In 2012, he upset 40-year incumbent U.S. Rep. Pete Stark. In 2015, Swalwell launched the Future Forum, a group of 27 House Democrats who toured more than 40 cities as part of a millennial-focused listening tour. Like 37-year-old South Bend, Indiana, Mayor Pete Buttigieg, Swalwell is counting on the youth vote after a midterm election that saw 20 new members younger than 40 elected to the House. That’s part of the reason Swalwell and his staff are so aggressive on social media. Although it can backfire (Google “Swalwell coffee”), former Portsmouth Mayor and New Hampshire gubernatorial candidate Steve Marchand praises their strategy: “They are looking for viral moments. They get that the less risk-averse you are, the more likely you are to get the big moment.”
#TBT “There’s two people I think Putin pays: Rohrabacher and Trump.” — Kevin McCarthy, June 15, 2016 (6 days after the Russians met with @realDonaldTrump’s son in Trump Tower). https://t.co/eLgNHZ4Cus
— Eric Swalwell (@ericswalwell) February 28, 2019

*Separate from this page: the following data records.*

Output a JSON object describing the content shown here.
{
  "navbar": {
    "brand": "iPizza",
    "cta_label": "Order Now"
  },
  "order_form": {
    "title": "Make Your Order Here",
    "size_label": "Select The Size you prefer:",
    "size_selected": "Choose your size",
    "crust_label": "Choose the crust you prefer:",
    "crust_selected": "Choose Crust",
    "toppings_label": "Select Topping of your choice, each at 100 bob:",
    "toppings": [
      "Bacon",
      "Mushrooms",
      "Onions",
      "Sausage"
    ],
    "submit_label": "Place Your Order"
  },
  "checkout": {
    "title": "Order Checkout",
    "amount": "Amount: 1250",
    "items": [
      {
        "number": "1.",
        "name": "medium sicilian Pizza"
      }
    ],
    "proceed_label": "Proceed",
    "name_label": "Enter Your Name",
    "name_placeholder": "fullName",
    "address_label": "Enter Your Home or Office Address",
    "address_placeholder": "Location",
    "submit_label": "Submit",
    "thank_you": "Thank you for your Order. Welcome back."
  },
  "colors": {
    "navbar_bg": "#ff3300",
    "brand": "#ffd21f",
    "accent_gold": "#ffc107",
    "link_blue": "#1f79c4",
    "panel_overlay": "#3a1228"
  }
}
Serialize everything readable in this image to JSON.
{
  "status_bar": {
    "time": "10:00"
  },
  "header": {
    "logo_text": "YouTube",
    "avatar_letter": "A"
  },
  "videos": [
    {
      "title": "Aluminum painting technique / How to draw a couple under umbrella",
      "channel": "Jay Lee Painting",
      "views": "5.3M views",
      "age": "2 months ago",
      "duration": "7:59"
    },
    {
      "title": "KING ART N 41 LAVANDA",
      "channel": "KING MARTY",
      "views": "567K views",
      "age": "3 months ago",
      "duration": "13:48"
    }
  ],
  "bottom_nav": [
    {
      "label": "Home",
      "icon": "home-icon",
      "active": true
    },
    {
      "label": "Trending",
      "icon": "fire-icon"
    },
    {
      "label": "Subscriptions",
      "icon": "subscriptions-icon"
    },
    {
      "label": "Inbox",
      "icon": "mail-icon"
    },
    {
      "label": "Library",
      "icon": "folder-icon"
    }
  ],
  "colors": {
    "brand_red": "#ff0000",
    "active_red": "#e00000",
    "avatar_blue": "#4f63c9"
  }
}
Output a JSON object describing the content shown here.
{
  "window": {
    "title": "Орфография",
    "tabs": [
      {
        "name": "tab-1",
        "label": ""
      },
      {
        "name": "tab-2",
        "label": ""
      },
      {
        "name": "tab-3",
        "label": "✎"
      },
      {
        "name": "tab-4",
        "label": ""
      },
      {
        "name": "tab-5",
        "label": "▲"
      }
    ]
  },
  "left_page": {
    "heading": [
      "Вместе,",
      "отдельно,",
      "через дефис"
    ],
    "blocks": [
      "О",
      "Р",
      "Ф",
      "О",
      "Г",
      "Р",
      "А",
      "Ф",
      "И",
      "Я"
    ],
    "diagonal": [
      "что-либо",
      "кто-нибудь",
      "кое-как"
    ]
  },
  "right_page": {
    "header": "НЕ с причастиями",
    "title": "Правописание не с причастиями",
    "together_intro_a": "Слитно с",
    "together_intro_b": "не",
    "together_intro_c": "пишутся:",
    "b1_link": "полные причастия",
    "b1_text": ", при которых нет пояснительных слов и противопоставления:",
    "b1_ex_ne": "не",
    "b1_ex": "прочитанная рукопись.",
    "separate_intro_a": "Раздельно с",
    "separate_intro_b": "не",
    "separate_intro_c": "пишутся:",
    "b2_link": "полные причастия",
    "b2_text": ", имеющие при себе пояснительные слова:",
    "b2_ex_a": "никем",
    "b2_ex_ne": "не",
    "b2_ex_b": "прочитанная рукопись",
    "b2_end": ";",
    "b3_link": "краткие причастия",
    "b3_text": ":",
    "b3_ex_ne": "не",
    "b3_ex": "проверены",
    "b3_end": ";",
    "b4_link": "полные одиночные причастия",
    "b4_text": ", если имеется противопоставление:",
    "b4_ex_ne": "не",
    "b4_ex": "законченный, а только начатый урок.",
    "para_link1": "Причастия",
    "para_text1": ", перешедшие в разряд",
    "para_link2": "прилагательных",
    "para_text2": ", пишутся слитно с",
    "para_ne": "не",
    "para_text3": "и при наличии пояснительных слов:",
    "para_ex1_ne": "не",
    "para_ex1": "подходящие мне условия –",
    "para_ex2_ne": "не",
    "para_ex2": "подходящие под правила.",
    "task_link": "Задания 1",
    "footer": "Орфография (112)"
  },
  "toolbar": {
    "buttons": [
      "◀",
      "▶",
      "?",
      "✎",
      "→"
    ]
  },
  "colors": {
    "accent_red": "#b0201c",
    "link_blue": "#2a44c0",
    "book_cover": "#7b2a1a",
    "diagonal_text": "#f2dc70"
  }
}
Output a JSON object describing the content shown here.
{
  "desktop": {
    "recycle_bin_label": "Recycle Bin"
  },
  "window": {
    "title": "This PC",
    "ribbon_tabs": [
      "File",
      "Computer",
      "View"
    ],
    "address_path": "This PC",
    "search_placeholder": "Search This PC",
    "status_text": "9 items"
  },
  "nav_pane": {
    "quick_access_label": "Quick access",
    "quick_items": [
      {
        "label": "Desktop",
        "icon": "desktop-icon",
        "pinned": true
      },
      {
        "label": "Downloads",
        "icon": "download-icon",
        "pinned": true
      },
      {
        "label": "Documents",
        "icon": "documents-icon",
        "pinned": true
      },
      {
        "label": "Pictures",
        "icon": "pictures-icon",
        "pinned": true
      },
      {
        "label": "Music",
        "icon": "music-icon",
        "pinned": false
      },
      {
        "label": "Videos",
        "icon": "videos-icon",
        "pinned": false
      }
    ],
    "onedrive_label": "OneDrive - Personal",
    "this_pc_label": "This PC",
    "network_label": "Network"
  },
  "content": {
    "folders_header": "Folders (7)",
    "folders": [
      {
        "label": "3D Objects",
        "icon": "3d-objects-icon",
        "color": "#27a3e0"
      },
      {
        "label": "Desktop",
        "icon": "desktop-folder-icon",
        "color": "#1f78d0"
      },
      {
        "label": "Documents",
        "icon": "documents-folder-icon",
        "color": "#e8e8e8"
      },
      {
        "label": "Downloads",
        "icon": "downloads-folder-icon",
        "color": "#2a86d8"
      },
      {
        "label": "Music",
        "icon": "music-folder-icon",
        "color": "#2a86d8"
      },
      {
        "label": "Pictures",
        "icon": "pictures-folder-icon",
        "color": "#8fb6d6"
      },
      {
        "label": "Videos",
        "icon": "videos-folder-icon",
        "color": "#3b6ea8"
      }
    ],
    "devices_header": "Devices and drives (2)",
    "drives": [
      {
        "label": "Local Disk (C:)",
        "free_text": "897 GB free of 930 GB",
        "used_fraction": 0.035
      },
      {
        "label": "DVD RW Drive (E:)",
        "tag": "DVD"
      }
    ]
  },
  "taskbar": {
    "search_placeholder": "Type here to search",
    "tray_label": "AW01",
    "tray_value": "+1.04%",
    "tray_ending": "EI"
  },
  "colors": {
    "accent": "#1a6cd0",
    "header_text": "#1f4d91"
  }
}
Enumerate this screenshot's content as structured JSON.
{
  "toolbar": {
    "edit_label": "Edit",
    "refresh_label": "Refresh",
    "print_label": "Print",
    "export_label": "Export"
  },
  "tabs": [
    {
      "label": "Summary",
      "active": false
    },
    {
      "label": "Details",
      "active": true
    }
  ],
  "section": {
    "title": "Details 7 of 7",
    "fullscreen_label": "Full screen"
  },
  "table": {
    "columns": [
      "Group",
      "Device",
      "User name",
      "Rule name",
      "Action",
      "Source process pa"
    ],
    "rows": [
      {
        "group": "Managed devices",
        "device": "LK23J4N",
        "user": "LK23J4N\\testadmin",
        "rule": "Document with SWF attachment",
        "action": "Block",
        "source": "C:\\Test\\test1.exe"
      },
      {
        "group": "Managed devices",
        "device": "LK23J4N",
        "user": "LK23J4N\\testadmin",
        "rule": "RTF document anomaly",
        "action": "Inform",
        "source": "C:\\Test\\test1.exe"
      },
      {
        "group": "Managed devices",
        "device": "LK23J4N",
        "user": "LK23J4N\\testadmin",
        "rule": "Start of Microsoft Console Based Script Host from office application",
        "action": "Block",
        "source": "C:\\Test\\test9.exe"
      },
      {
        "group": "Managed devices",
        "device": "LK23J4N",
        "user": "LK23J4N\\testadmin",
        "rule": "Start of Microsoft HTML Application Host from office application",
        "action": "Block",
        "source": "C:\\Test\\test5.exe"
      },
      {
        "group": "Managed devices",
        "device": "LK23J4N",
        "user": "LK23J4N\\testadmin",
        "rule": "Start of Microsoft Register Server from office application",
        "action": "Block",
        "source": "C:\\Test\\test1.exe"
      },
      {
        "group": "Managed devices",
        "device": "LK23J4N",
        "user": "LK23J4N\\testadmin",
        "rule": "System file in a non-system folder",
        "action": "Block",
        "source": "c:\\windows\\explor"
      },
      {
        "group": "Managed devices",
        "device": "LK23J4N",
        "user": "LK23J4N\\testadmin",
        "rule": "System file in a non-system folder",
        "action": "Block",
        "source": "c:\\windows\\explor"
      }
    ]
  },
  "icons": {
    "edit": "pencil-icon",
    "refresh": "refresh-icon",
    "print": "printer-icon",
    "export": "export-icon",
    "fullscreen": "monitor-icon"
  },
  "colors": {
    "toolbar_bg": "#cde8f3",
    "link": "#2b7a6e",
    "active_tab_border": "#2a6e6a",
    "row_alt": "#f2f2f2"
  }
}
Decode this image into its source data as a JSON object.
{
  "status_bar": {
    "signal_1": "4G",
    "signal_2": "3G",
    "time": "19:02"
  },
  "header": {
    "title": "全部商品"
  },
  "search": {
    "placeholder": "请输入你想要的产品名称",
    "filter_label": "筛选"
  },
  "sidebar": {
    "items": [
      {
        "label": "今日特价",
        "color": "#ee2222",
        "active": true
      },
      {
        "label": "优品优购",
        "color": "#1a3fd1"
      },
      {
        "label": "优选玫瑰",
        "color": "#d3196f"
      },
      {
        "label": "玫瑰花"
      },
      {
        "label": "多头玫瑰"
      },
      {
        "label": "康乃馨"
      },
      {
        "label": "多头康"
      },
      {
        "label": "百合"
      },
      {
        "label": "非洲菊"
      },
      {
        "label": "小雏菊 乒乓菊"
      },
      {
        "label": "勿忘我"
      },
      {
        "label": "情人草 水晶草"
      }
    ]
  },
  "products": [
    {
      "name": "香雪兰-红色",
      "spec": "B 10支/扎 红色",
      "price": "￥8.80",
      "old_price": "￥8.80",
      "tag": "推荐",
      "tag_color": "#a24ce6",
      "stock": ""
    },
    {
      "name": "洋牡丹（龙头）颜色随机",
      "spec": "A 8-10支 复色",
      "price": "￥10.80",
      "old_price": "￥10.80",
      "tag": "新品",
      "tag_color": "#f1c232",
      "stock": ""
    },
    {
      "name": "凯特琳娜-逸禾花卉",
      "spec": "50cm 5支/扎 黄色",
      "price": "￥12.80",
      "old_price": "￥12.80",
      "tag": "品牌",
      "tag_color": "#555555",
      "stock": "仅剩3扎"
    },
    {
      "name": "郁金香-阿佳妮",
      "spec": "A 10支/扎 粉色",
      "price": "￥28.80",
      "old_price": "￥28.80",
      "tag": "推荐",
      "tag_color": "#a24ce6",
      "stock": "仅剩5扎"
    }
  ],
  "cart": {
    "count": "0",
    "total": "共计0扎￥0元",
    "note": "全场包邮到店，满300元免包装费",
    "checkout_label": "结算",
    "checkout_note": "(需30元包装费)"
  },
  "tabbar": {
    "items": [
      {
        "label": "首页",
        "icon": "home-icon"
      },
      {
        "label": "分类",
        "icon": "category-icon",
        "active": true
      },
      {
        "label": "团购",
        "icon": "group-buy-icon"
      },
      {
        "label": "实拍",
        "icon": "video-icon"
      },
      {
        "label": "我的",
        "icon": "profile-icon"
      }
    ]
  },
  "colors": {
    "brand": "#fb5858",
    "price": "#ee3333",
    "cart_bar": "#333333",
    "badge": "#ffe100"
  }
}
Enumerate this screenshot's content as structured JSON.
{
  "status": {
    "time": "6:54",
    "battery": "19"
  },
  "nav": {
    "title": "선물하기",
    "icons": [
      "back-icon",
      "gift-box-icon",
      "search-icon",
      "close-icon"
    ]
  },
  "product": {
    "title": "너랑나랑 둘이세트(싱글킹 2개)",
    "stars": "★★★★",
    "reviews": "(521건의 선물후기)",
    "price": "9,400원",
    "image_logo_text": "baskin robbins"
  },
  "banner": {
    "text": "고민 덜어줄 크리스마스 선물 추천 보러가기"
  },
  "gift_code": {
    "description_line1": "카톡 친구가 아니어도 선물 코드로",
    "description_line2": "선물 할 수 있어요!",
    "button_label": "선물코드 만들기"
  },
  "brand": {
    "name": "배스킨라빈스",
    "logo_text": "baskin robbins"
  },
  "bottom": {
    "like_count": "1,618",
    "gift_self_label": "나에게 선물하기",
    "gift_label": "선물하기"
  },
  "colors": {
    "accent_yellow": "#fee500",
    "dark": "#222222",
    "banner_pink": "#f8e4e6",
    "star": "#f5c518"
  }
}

Just ask Beto O’Rourke, an obscure congressman who became a presidential contender after a viral moment–fueled near-miss U.S. Senate campaign in Texas. Perhaps the swift ascent of someone like O’Rourke, Swalwell’s stunning victory in his first congressional run and a pinch of Silicon Valley hubris led to these unlikely White House dreams. But another life story correlates most to Swalwell’s pending presidential run. When considering colleges, he tells the New Hampshire crowd, there were three criteria: First, that his soccer scholarship would cover tuition. Second, that it was a Division I school. “I am very competitive,” says the former goalkeeper. “Still am today.” Third, that the coaches would allow him to play as a freshman. “I am very impatient,” pausing for emphasis before adding, again: “Still am today.”
What Swalwell doesn’t mention is that he later lost that soccer scholarship due to an injury, and had to transfer in his third year from Campbell University in North Carolina to the University of Maryland. This time, Swalwell is counting on his impatience paying off — even if he misses the big goal.
Read more: Contending with debt — 244 midterm candidates were in the red.